• **What is being asked**: Count every line in the following entries where the word "Sales" appears. Give the count alone.
********
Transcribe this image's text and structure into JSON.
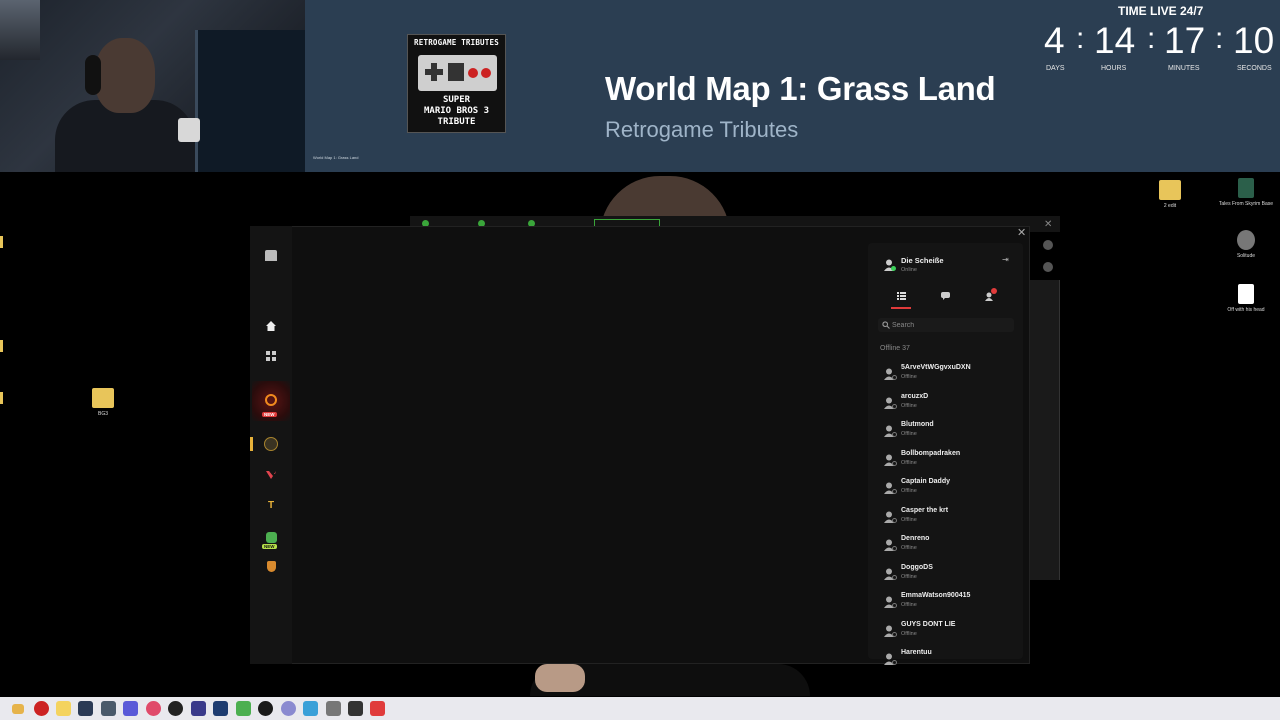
{
  "overlay": {
    "album_art": {
      "header": "RETROGAME TRIBUTES",
      "title_lines": [
        "SUPER",
        "MARIO BROS 3",
        "TRIBUTE"
      ]
    },
    "mini_caption": "World Map 1: Grass Land",
    "song_title": "World Map 1: Grass Land",
    "song_artist": "Retrogame Tributes",
    "timer": {
      "title": "TIME LIVE 24/7",
      "days": "4",
      "hours": "14",
      "minutes": "17",
      "seconds": "10",
      "labels": {
        "days": "DAYS",
        "hours": "HOURS",
        "minutes": "MINUTES",
        "seconds": "SECONDS"
      },
      "separator": ":"
    },
    "colors": {
      "panel": "#2b3e52",
      "artist": "#9fb4c8"
    }
  },
  "desktop": {
    "left_icons": [
      {
        "label": "BG3"
      }
    ],
    "right_icons": [
      {
        "label": "2 edit"
      },
      {
        "label": "Tales From Skyrim Base"
      },
      {
        "label": "Solitude"
      },
      {
        "label": "Off with his head"
      }
    ]
  },
  "launcher": {
    "sidebar_icons": [
      "logo-icon",
      "home-icon",
      "library-icon",
      "game-icon-orange",
      "game-icon-gold",
      "game-icon-valorant",
      "game-icon-tft",
      "game-icon-green",
      "game-icon-shield"
    ],
    "badge_new": "NEW",
    "accent": "#e03b3b",
    "friends": {
      "user": {
        "name": "Die Scheiße",
        "status": "Online"
      },
      "search_placeholder": "Search",
      "section_label": "Offline",
      "section_count": "37",
      "list": [
        {
          "name": "5ArveVtWGgvxuDXN",
          "status": "Offline"
        },
        {
          "name": "arcuzxD",
          "status": "Offline"
        },
        {
          "name": "Blutmond",
          "status": "Offline"
        },
        {
          "name": "Bollbompadraken",
          "status": "Offline"
        },
        {
          "name": "Captain Daddy",
          "status": "Offline"
        },
        {
          "name": "Casper the krt",
          "status": "Offline"
        },
        {
          "name": "Denreno",
          "status": "Offline"
        },
        {
          "name": "DoggoDS",
          "status": "Offline"
        },
        {
          "name": "EmmaWatson900415",
          "status": "Offline"
        },
        {
          "name": "GUYS DONT LIE",
          "status": "Offline"
        },
        {
          "name": "Harentuu",
          "status": ""
        }
      ]
    }
  }
}
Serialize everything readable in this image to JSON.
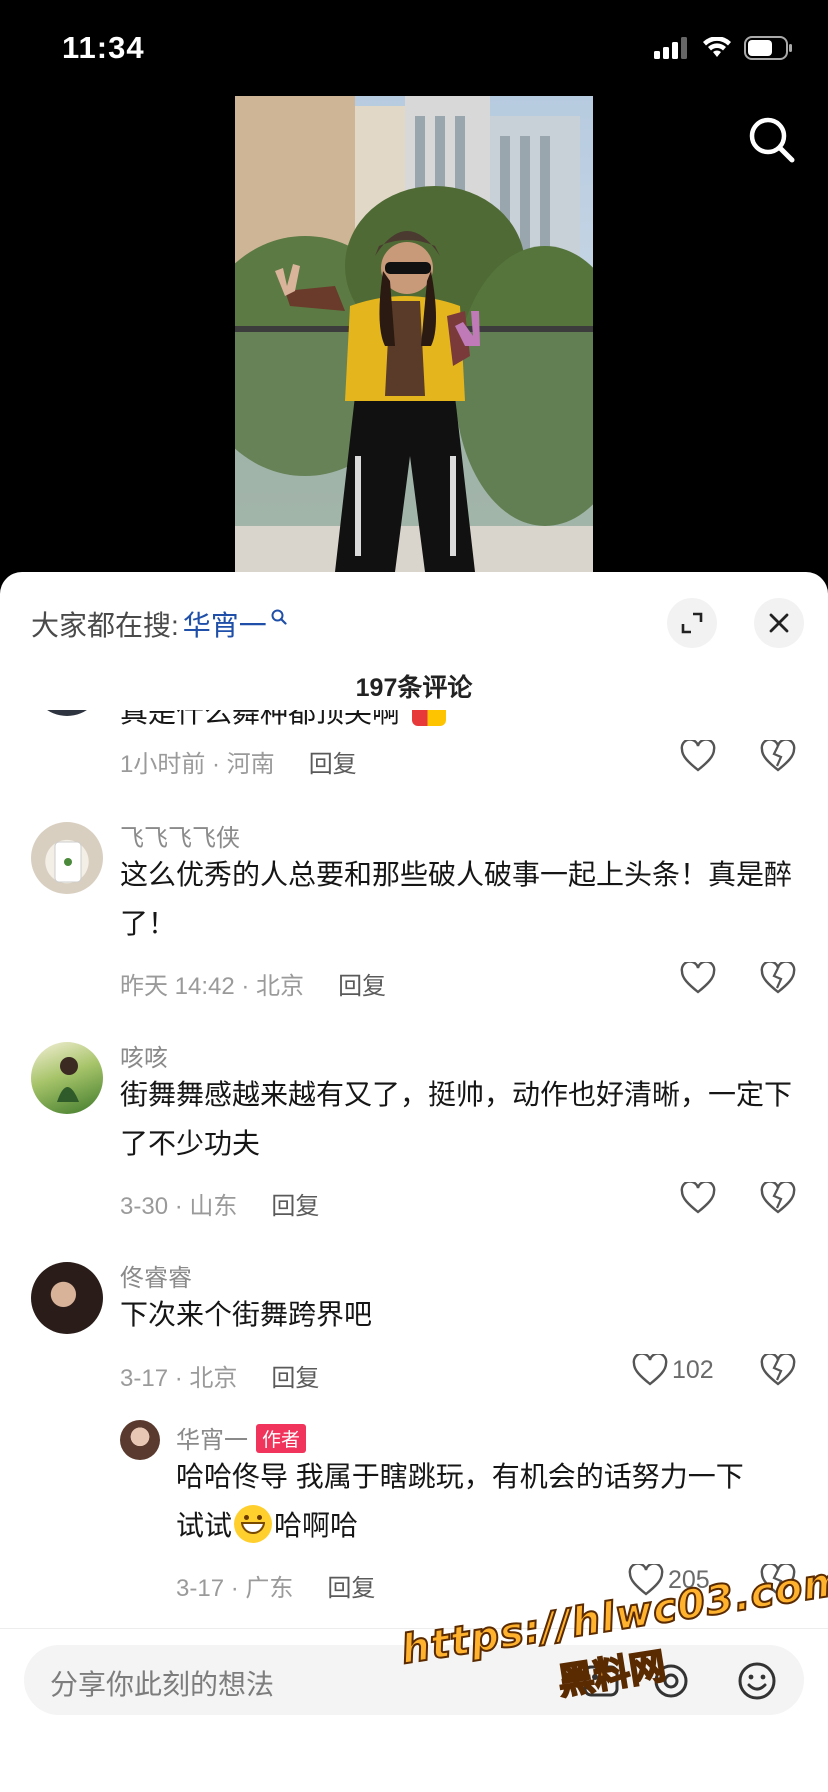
{
  "status_bar": {
    "time": "11:34"
  },
  "sheet": {
    "hot_search_label": "大家都在搜:",
    "hot_search_term": "华宵一",
    "comment_count": "197条评论"
  },
  "comments": [
    {
      "text": "真是什么舞种都顶尖啊",
      "meta": "1小时前 · 河南",
      "reply": "回复"
    },
    {
      "user": "飞飞飞飞侠",
      "text": "这么优秀的人总要和那些破人破事一起上头条！真是醉了！",
      "meta": "昨天 14:42 · 北京",
      "reply": "回复"
    },
    {
      "user": "咳咳",
      "text": "街舞舞感越来越有又了，挺帅，动作也好清晰，一定下了不少功夫",
      "meta": "3-30 · 山东",
      "reply": "回复"
    },
    {
      "user": "佟睿睿",
      "text": "下次来个街舞跨界吧",
      "meta": "3-17 · 北京",
      "reply": "回复",
      "likes": "102"
    }
  ],
  "author_reply": {
    "user": "华宵一",
    "badge": "作者",
    "text_1": "哈哈佟导 我属于瞎跳玩，有机会的话努力一下",
    "text_2": "试试",
    "text_3": "哈啊哈",
    "meta": "3-17 · 广东",
    "reply": "回复",
    "likes": "205"
  },
  "input": {
    "placeholder": "分享你此刻的想法"
  },
  "watermark": {
    "line1": "https://hlwc03.com",
    "line2": "黑料网"
  }
}
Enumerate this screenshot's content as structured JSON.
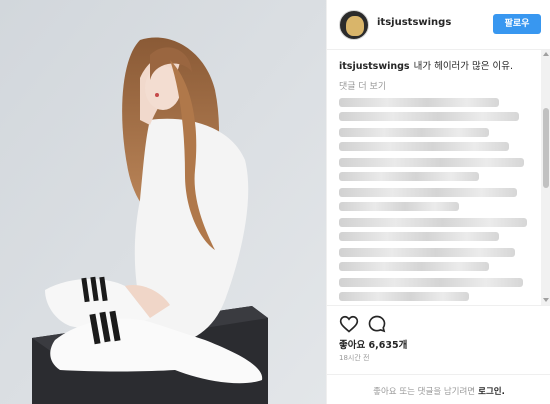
{
  "post": {
    "username": "itsjustswings",
    "follow_label": "팔로우",
    "caption_text": "내가 헤이러가 많은 이유.",
    "more_comments_label": "댓글 더 보기",
    "likes_text": "좋아요 6,635개",
    "timestamp": "18시간 전",
    "add_comment_text": "좋아요 또는 댓글을 남기려면",
    "login_label": "로그인."
  },
  "icons": {
    "like": "heart-icon",
    "comment": "comment-bubble-icon"
  },
  "colors": {
    "follow_button": "#3897f0",
    "secondary_text": "#999999",
    "photo_background": "#d9dde1"
  }
}
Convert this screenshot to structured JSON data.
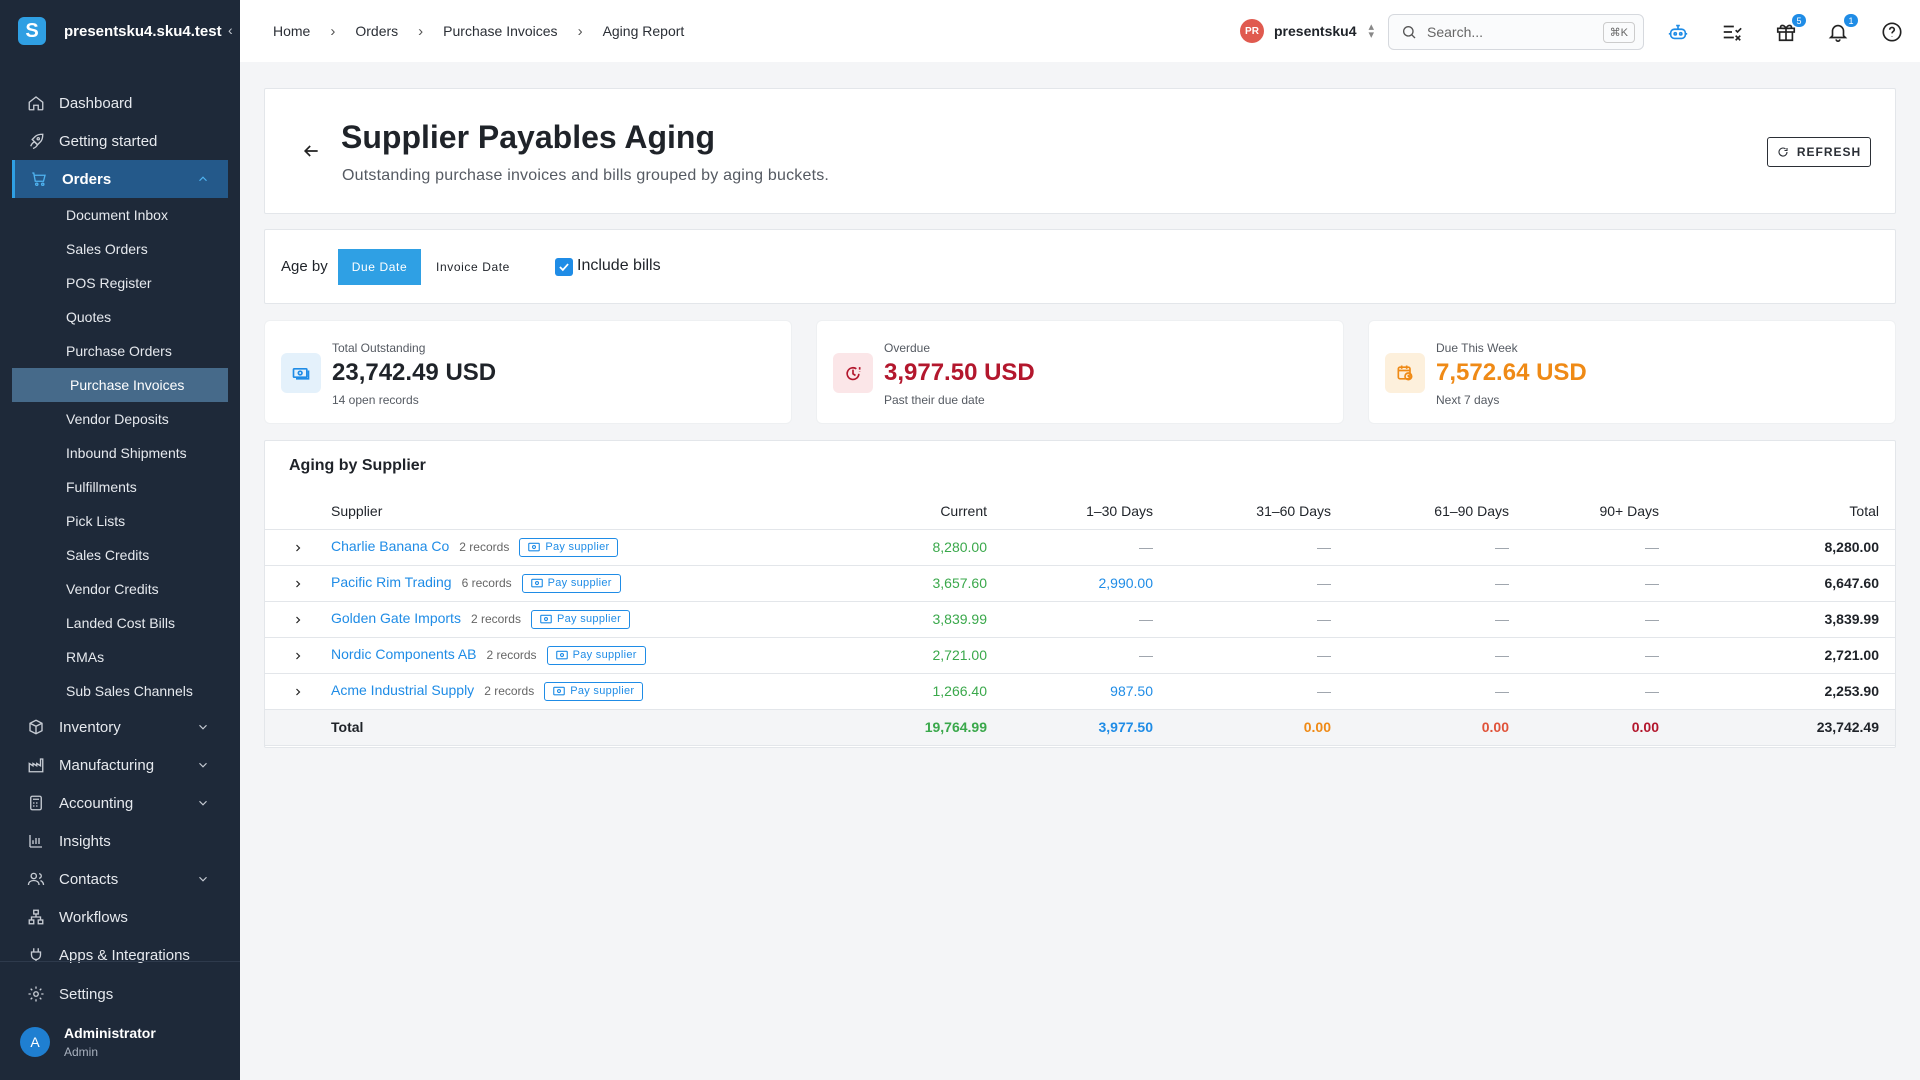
{
  "app": {
    "brand_logo": "S",
    "brand_name": "presentsku4.sku4.test",
    "collapse": "‹"
  },
  "sidebar": {
    "items": [
      {
        "label": "Dashboard"
      },
      {
        "label": "Getting started"
      },
      {
        "label": "Orders"
      },
      {
        "label": "Inventory"
      },
      {
        "label": "Manufacturing"
      },
      {
        "label": "Accounting"
      },
      {
        "label": "Insights"
      },
      {
        "label": "Contacts"
      },
      {
        "label": "Workflows"
      },
      {
        "label": "Apps & Integrations"
      }
    ],
    "orders_sub": [
      "Document Inbox",
      "Sales Orders",
      "POS Register",
      "Quotes",
      "Purchase Orders",
      "Purchase Invoices",
      "Vendor Deposits",
      "Inbound Shipments",
      "Fulfillments",
      "Pick Lists",
      "Sales Credits",
      "Vendor Credits",
      "Landed Cost Bills",
      "RMAs",
      "Sub Sales Channels"
    ],
    "settings": "Settings",
    "user": {
      "initial": "A",
      "name": "Administrator",
      "role": "Admin"
    }
  },
  "topbar": {
    "breadcrumbs": [
      "Home",
      "Orders",
      "Purchase Invoices",
      "Aging Report"
    ],
    "separator": "›",
    "company_initials": "PR",
    "company_name": "presentsku4",
    "search_placeholder": "Search...",
    "search_shortcut": "⌘K",
    "gift_badge": "5",
    "bell_badge": "1"
  },
  "page": {
    "title": "Supplier Payables Aging",
    "subtitle": "Outstanding purchase invoices and bills grouped by aging buckets.",
    "refresh_label": "REFRESH"
  },
  "filters": {
    "age_by_label": "Age by",
    "options": [
      "Due Date",
      "Invoice Date"
    ],
    "selected": "Due Date",
    "include_bills_label": "Include bills",
    "include_bills_checked": true
  },
  "cards": [
    {
      "label": "Total Outstanding",
      "value": "23,742.49 USD",
      "note": "14 open records",
      "color": "#1f2329",
      "icon_bg": "#e4f1fb",
      "icon_color": "#1f8ce6"
    },
    {
      "label": "Overdue",
      "value": "3,977.50 USD",
      "note": "Past their due date",
      "color": "#b3172d",
      "icon_bg": "#fbe6e8",
      "icon_color": "#b3172d"
    },
    {
      "label": "Due This Week",
      "value": "7,572.64 USD",
      "note": "Next 7 days",
      "color": "#ef8a16",
      "icon_bg": "#fdf0dc",
      "icon_color": "#ef8a16"
    }
  ],
  "aging_table": {
    "title": "Aging by Supplier",
    "columns": [
      "Supplier",
      "Current",
      "1–30 Days",
      "31–60 Days",
      "61–90 Days",
      "90+ Days",
      "Total"
    ],
    "pay_label": "Pay supplier",
    "rows": [
      {
        "supplier": "Charlie Banana Co",
        "records": "2 records",
        "current": "8,280.00",
        "d1_30": "—",
        "d31_60": "—",
        "d61_90": "—",
        "d90": "—",
        "total": "8,280.00"
      },
      {
        "supplier": "Pacific Rim Trading",
        "records": "6 records",
        "current": "3,657.60",
        "d1_30": "2,990.00",
        "d31_60": "—",
        "d61_90": "—",
        "d90": "—",
        "total": "6,647.60"
      },
      {
        "supplier": "Golden Gate Imports",
        "records": "2 records",
        "current": "3,839.99",
        "d1_30": "—",
        "d31_60": "—",
        "d61_90": "—",
        "d90": "—",
        "total": "3,839.99"
      },
      {
        "supplier": "Nordic Components AB",
        "records": "2 records",
        "current": "2,721.00",
        "d1_30": "—",
        "d31_60": "—",
        "d61_90": "—",
        "d90": "—",
        "total": "2,721.00"
      },
      {
        "supplier": "Acme Industrial Supply",
        "records": "2 records",
        "current": "1,266.40",
        "d1_30": "987.50",
        "d31_60": "—",
        "d61_90": "—",
        "d90": "—",
        "total": "2,253.90"
      }
    ],
    "totals": {
      "label": "Total",
      "current": "19,764.99",
      "d1_30": "3,977.50",
      "d31_60": "0.00",
      "d61_90": "0.00",
      "d90": "0.00",
      "total": "23,742.49"
    }
  }
}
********
• **Exercise solution**: 3